### Brief
What is needed here is an exact copy of all the entries below.
--------------------
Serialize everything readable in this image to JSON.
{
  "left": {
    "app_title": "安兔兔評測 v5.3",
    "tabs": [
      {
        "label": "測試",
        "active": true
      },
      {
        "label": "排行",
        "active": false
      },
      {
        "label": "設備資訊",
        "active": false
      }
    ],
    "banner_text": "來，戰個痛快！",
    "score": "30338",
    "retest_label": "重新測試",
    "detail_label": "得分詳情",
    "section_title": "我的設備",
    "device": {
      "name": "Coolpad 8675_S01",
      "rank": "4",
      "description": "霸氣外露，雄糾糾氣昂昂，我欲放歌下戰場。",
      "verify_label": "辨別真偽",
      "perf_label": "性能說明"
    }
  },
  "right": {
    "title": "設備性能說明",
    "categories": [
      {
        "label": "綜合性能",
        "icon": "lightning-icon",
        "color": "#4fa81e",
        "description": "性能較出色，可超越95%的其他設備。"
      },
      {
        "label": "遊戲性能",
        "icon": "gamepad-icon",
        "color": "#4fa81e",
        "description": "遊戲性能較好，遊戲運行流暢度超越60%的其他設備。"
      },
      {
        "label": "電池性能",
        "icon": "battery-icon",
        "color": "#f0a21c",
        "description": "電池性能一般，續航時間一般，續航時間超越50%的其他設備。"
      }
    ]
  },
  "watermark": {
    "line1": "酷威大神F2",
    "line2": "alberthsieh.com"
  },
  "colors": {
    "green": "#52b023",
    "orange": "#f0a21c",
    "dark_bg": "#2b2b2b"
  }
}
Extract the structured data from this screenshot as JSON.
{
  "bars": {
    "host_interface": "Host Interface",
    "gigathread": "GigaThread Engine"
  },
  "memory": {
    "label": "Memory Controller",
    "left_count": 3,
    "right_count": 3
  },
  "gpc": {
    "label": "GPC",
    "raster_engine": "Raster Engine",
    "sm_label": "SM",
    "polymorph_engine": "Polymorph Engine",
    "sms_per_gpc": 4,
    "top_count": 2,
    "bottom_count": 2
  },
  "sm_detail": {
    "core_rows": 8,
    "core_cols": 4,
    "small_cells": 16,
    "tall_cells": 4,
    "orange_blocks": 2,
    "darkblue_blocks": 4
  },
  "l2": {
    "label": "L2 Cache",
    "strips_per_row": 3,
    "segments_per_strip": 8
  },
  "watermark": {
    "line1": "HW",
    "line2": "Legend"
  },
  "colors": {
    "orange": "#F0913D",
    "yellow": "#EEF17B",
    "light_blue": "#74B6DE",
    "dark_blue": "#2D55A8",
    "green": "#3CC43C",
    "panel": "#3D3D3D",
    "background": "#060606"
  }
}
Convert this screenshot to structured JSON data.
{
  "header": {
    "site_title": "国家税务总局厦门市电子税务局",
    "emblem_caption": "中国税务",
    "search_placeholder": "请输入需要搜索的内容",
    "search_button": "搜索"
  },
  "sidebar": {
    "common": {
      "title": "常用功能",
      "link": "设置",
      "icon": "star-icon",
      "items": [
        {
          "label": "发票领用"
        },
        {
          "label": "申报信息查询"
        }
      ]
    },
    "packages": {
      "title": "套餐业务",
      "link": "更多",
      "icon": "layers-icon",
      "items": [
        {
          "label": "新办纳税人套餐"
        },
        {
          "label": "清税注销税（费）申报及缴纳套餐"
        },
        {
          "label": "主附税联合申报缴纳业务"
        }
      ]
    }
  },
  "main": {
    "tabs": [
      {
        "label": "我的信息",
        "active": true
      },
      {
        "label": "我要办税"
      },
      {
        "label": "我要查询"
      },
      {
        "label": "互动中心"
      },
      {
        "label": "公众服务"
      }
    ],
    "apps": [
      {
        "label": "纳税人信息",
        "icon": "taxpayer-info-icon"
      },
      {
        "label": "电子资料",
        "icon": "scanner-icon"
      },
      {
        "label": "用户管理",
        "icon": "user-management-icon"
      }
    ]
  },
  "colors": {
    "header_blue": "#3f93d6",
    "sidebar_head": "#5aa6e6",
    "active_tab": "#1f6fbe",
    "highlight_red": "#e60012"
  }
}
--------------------
### Solution to this exercise
Serialize everything readable in this image to JSON.
{
  "left": {
    "app_title": "安兔兔評測 v5.3",
    "tabs": [
      {
        "label": "測試",
        "active": true
      },
      {
        "label": "排行",
        "active": false
      },
      {
        "label": "設備資訊",
        "active": false
      }
    ],
    "banner_text": "來，戰個痛快！",
    "score": "30338",
    "retest_label": "重新測試",
    "detail_label": "得分詳情",
    "section_title": "我的設備",
    "device": {
      "name": "Coolpad 8675_S01",
      "rank": "4",
      "description": "霸氣外露，雄糾糾氣昂昂，我欲放歌下戰場。",
      "verify_label": "辨別真偽",
      "perf_label": "性能說明"
    }
  },
  "right": {
    "title": "設備性能說明",
    "categories": [
      {
        "label": "綜合性能",
        "icon": "lightning-icon",
        "color": "#4fa81e",
        "description": "性能較出色，可超越95%的其他設備。"
      },
      {
        "label": "遊戲性能",
        "icon": "gamepad-icon",
        "color": "#4fa81e",
        "description": "遊戲性能較好，遊戲運行流暢度超越60%的其他設備。"
      },
      {
        "label": "電池性能",
        "icon": "battery-icon",
        "color": "#f0a21c",
        "description": "電池性能一般，續航時間一般，續航時間超越50%的其他設備。"
      }
    ]
  },
  "watermark": {
    "line1": "酷威大神F2",
    "line2": "alberthsieh.com"
  },
  "colors": {
    "green": "#52b023",
    "orange": "#f0a21c",
    "dark_bg": "#2b2b2b"
  }
}
Extract the structured data from this screenshot as JSON.
{
  "bars": {
    "host_interface": "Host Interface",
    "gigathread": "GigaThread Engine"
  },
  "memory": {
    "label": "Memory Controller",
    "left_count": 3,
    "right_count": 3
  },
  "gpc": {
    "label": "GPC",
    "raster_engine": "Raster Engine",
    "sm_label": "SM",
    "polymorph_engine": "Polymorph Engine",
    "sms_per_gpc": 4,
    "top_count": 2,
    "bottom_count": 2
  },
  "sm_detail": {
    "core_rows": 8,
    "core_cols": 4,
    "small_cells": 16,
    "tall_cells": 4,
    "orange_blocks": 2,
    "darkblue_blocks": 4
  },
  "l2": {
    "label": "L2 Cache",
    "strips_per_row": 3,
    "segments_per_strip": 8
  },
  "watermark": {
    "line1": "HW",
    "line2": "Legend"
  },
  "colors": {
    "orange": "#F0913D",
    "yellow": "#EEF17B",
    "light_blue": "#74B6DE",
    "dark_blue": "#2D55A8",
    "green": "#3CC43C",
    "panel": "#3D3D3D",
    "background": "#060606"
  }
}
Convert this screenshot to structured JSON data.
{
  "header": {
    "site_title": "国家税务总局厦门市电子税务局",
    "emblem_caption": "中国税务",
    "search_placeholder": "请输入需要搜索的内容",
    "search_button": "搜索"
  },
  "sidebar": {
    "common": {
      "title": "常用功能",
      "link": "设置",
      "icon": "star-icon",
      "items": [
        {
          "label": "发票领用"
        },
        {
          "label": "申报信息查询"
        }
      ]
    },
    "packages": {
      "title": "套餐业务",
      "link": "更多",
      "icon": "layers-icon",
      "items": [
        {
          "label": "新办纳税人套餐"
        },
        {
          "label": "清税注销税（费）申报及缴纳套餐"
        },
        {
          "label": "主附税联合申报缴纳业务"
        }
      ]
    }
  },
  "main": {
    "tabs": [
      {
        "label": "我的信息",
        "active": true
      },
      {
        "label": "我要办税"
      },
      {
        "label": "我要查询"
      },
      {
        "label": "互动中心"
      },
      {
        "label": "公众服务"
      }
    ],
    "apps": [
      {
        "label": "纳税人信息",
        "icon": "taxpayer-info-icon"
      },
      {
        "label": "电子资料",
        "icon": "scanner-icon"
      },
      {
        "label": "用户管理",
        "icon": "user-management-icon"
      }
    ]
  },
  "colors": {
    "header_blue": "#3f93d6",
    "sidebar_head": "#5aa6e6",
    "active_tab": "#1f6fbe",
    "highlight_red": "#e60012"
  }
}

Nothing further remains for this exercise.